Senior U.S. District Judge Leo Glasser refused Tuesday, however, finding it unlikely that the plaintiffs will succeed with their trademark infringement, extortion or other claims.
Courts in the past did not find trademark liability when a union ranked on Cintas through a website called CintasExposed.com, or when an unhappy Texas resident created TaubmanSucks.com to complain about the company building a new mall in his neighborhood, according to the 45-page decision.
“Indeed, the domain names here, like cintasexposed.com or taubmansucks.com, bespeak negativity concerning plaintiffs’ products,” Glasser wrote. “So too does PissedConsumer’s logo-a frowning red cartoon face with a furrowed brow and a speech bubble containing characters in place of an expletive-and PissedConsumer’s tagline: ‘TELL THE WORLD. BE HEARD.'”
“It strains credulity that an Internet user would believe that plaintiffs would sponsor or otherwise approve of a site that contains such criticisms,” he added. “Instead, after a brief inspection of the content of PissedConsumer’s website, the user would realize that they were visiting a third-party gripe site for ‘pissed’ consumers.”
A footnote adds: “It also strains credulity that a consumer would believe PissedConsumer’s pages to be associated with the customer relations department of plaintiffs, one of Ascentive’s contentions.”
Although RICO prohibits accepting “any benefit to influence … selection, appraisal or criticism,” these claims also fail because “PissedConsumer does not hold itself out ‘making … criticism of commodities or services’; instead, it provides a forum for others to make such criticisms,” the order states.
Google’s “death penalty” may provide relief Ascentive and Classic Brands where the civil courts cannot, Glasser added.

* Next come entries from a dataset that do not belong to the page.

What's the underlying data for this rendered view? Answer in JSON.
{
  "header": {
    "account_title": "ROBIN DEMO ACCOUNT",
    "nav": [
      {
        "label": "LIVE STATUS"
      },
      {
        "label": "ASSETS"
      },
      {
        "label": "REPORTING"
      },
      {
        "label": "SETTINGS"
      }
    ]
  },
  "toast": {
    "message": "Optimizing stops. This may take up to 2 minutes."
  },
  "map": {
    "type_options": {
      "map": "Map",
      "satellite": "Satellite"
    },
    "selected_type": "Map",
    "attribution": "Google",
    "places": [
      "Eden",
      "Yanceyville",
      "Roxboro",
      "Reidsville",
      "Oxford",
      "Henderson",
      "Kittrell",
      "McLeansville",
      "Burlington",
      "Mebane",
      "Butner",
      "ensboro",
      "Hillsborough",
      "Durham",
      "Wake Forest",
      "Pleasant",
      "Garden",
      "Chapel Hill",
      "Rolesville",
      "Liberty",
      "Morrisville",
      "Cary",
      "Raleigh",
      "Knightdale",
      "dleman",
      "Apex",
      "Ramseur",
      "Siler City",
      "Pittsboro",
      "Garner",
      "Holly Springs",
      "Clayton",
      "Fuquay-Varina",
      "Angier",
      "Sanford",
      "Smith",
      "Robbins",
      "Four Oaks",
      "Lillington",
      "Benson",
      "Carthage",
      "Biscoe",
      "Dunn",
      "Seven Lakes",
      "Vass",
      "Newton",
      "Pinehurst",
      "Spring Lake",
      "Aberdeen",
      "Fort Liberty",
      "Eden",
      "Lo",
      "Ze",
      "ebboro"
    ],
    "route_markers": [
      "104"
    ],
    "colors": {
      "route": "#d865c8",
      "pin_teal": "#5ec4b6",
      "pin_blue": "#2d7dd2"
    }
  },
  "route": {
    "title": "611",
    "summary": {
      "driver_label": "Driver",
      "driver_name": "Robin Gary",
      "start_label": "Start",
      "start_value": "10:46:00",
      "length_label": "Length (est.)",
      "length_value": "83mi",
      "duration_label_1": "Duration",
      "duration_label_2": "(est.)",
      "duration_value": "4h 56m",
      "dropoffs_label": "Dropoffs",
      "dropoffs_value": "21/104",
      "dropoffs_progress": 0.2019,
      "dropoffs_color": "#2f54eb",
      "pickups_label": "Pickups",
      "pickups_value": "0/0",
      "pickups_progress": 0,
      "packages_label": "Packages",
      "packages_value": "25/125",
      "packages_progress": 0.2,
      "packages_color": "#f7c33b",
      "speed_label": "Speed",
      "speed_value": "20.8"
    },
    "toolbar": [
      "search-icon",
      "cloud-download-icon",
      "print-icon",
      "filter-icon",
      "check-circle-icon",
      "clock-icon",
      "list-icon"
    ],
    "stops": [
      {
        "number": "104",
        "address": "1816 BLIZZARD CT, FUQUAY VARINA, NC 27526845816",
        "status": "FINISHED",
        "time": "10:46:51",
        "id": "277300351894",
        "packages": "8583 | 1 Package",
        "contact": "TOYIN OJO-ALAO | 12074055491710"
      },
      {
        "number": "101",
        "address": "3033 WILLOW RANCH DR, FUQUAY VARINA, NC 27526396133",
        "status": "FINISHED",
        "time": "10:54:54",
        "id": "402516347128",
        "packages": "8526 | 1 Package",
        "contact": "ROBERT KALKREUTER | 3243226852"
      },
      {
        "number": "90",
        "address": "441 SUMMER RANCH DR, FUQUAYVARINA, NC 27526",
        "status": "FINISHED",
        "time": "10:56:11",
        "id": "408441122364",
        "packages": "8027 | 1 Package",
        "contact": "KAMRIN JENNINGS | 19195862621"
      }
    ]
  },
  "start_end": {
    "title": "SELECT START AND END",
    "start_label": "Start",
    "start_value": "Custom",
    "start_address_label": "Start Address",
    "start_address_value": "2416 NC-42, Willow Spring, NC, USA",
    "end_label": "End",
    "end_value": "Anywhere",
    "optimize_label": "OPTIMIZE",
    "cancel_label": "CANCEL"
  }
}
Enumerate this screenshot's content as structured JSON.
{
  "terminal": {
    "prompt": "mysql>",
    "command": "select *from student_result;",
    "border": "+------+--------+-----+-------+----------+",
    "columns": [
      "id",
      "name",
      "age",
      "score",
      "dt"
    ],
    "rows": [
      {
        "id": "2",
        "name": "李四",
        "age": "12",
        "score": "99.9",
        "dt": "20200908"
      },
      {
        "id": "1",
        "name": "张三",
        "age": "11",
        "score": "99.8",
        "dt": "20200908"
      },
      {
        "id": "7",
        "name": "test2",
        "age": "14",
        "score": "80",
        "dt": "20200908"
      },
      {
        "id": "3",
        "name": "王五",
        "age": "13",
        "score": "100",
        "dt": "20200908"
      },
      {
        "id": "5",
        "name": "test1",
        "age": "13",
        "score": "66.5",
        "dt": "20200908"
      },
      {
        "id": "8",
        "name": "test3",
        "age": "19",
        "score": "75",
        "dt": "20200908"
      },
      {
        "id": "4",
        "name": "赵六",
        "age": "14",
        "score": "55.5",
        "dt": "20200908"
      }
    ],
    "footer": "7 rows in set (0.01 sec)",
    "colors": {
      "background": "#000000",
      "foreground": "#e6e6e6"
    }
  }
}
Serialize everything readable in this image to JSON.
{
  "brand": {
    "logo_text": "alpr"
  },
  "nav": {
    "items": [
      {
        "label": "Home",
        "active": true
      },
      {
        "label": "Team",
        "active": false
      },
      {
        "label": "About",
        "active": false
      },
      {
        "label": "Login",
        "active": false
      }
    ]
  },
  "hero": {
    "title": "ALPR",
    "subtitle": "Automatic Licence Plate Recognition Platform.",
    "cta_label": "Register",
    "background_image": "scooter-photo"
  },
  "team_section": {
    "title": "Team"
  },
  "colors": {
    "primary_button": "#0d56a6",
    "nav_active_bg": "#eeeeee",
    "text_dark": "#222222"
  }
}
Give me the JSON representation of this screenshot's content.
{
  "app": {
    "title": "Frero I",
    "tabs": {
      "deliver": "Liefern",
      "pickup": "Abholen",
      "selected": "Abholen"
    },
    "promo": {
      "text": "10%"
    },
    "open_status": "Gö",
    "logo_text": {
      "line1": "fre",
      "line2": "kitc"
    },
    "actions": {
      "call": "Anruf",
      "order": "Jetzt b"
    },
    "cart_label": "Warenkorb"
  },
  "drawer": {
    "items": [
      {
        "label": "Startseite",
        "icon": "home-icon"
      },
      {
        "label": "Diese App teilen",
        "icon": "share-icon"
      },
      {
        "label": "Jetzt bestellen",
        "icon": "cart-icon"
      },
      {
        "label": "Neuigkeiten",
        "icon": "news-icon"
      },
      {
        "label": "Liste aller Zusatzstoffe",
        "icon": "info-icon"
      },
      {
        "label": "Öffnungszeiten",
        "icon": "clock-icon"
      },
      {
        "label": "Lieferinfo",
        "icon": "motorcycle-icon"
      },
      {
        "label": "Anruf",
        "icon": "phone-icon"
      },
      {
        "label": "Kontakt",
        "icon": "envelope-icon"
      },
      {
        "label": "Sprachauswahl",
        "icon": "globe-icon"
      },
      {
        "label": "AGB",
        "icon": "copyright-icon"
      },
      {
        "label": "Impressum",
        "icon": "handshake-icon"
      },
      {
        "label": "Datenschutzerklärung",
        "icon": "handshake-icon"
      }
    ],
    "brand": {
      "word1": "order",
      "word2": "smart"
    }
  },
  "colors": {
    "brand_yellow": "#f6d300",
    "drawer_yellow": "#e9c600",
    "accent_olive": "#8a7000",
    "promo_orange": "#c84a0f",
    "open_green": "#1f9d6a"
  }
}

“If the search engines conclude that PissedConsumer’s SEO practices are indeed in violation of their terms of service or guidelines, they can take certain steps to punish PissedConsumer including lowering the site’s place in their search result lists or removing the site from their lists completely – the so called ‘death penalty,'” the order states, using the initials for search engine optimization.
Ascentive accused PissedConsumer of using the “black hat” technique of Tweeting an old complaint as news to boost its web presence.
PissedConsumer’s tactics may be “troubling” and “unethical,” but outside the lon arm of the law, Glasser concluded.
“While the court finds some aspects of PissedConsumer’s business practices troubling and perhaps unethical, it has been unable to find a legal remedy for conduct that may offend generally accepted standards of behavior,” he wrote.
The order ends with a poetic line from the late U.S. Supreme Court jurist Oliver Wendell Holmes Jr, who in turn had cited The Siren for his 1922 holding in the Western Maid case: “[Ethical] obligations that exist but cannot be enforced are ghosts that are seen in the law but that are elusive to the grasp.”